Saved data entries

-=-=-

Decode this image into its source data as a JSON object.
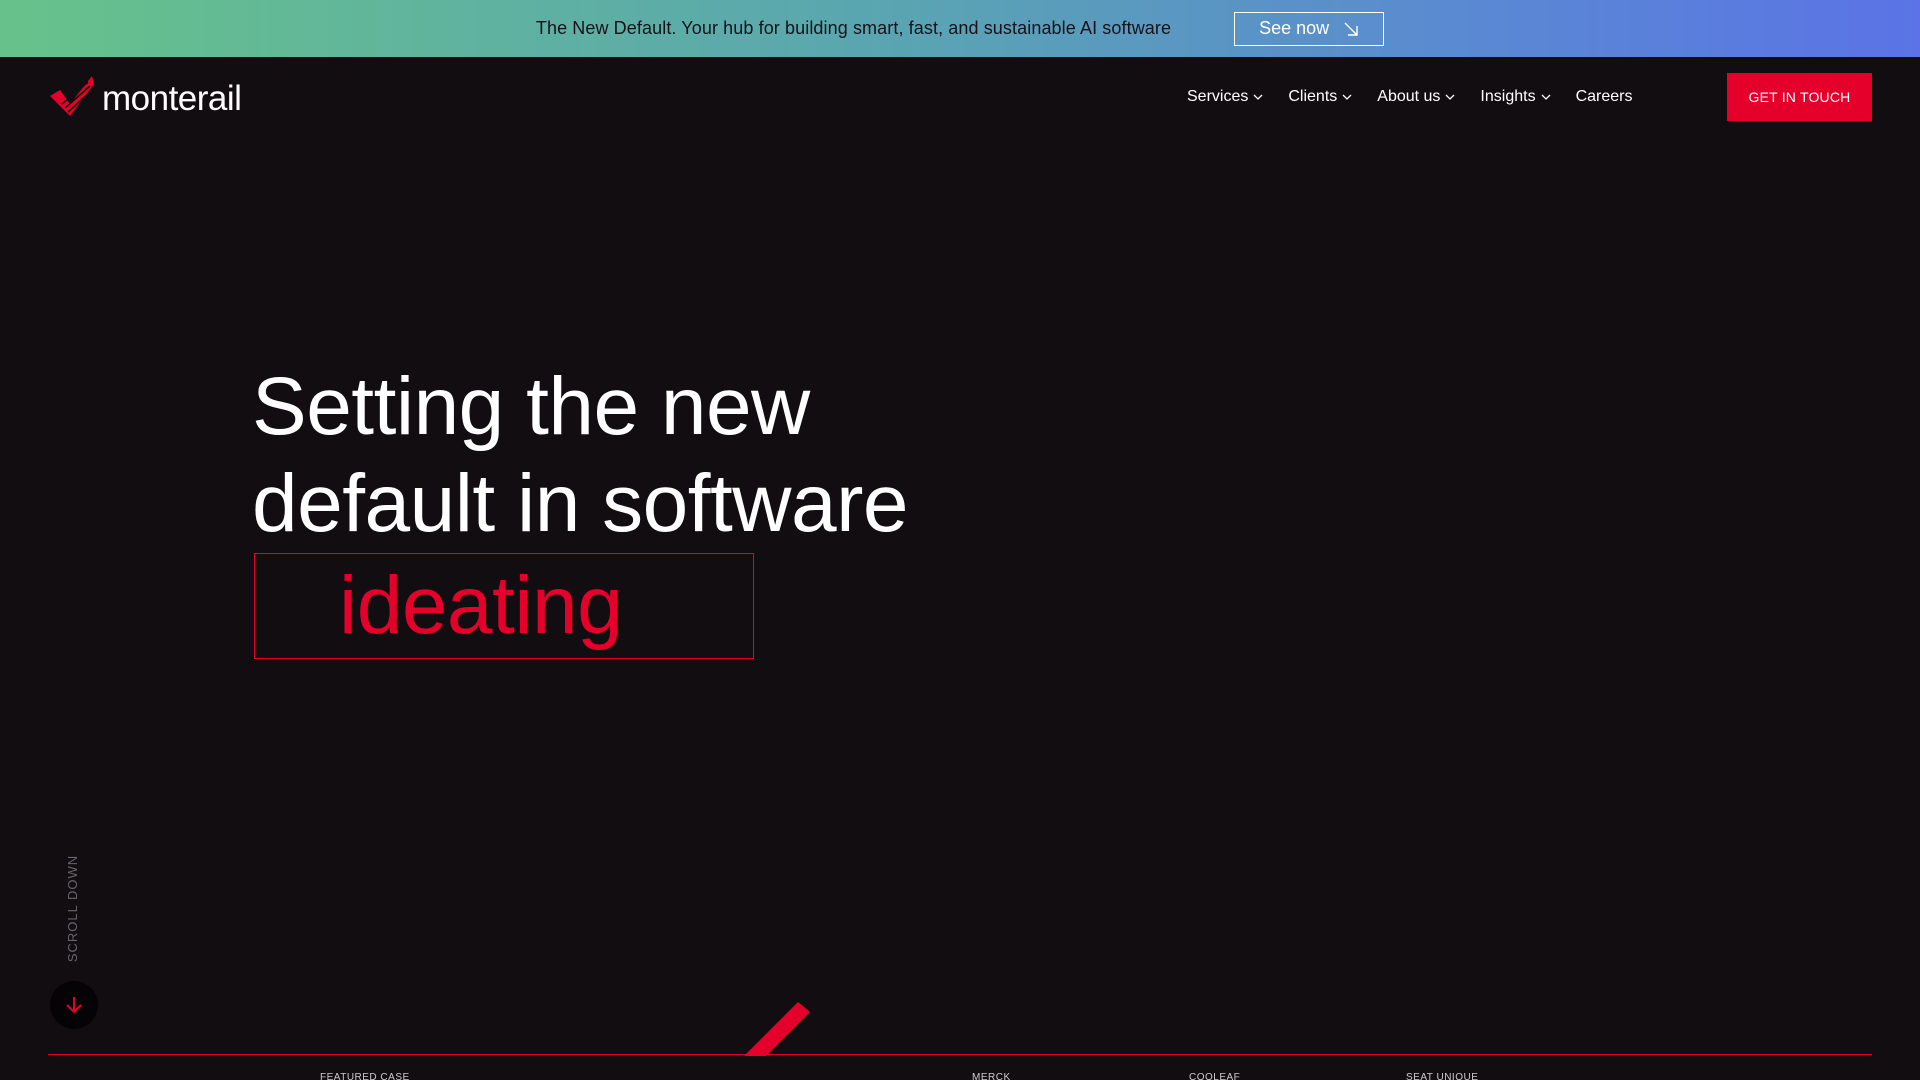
{
  "banner": {
    "text": "The New Default. Your hub for building smart, fast, and sustainable AI software",
    "cta_label": "See now",
    "cta_icon": "arrow-down-right-icon"
  },
  "header": {
    "logo_text": "monterail",
    "logo_icon": "monterail-logo-icon",
    "nav": [
      {
        "label": "Services",
        "has_dropdown": true
      },
      {
        "label": "Clients",
        "has_dropdown": true
      },
      {
        "label": "About us",
        "has_dropdown": true
      },
      {
        "label": "Insights",
        "has_dropdown": true
      },
      {
        "label": "Careers",
        "has_dropdown": false
      }
    ],
    "cta_label": "GET IN TOUCH"
  },
  "hero": {
    "line1": "Setting the new",
    "line2": "default in software",
    "rotating_word": "ideating"
  },
  "scroll": {
    "label": "SCROLL DOWN",
    "icon": "arrow-down-icon"
  },
  "featured": {
    "labels": [
      "FEATURED CASE",
      "MERCK",
      "COOLEAF",
      "SEAT UNIQUE"
    ]
  },
  "colors": {
    "background": "#120d10",
    "accent": "#e4002b",
    "banner_start": "#66c28a",
    "banner_end": "#5b73e6"
  }
}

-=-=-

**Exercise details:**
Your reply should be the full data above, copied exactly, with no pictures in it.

**Task response:**
Decode this image into its source data as a JSON object.
{
  "banner": {
    "text": "The New Default. Your hub for building smart, fast, and sustainable AI software",
    "cta_label": "See now",
    "cta_icon": "arrow-down-right-icon"
  },
  "header": {
    "logo_text": "monterail",
    "logo_icon": "monterail-logo-icon",
    "nav": [
      {
        "label": "Services",
        "has_dropdown": true
      },
      {
        "label": "Clients",
        "has_dropdown": true
      },
      {
        "label": "About us",
        "has_dropdown": true
      },
      {
        "label": "Insights",
        "has_dropdown": true
      },
      {
        "label": "Careers",
        "has_dropdown": false
      }
    ],
    "cta_label": "GET IN TOUCH"
  },
  "hero": {
    "line1": "Setting the new",
    "line2": "default in software",
    "rotating_word": "ideating"
  },
  "scroll": {
    "label": "SCROLL DOWN",
    "icon": "arrow-down-icon"
  },
  "featured": {
    "labels": [
      "FEATURED CASE",
      "MERCK",
      "COOLEAF",
      "SEAT UNIQUE"
    ]
  },
  "colors": {
    "background": "#120d10",
    "accent": "#e4002b",
    "banner_start": "#66c28a",
    "banner_end": "#5b73e6"
  }
}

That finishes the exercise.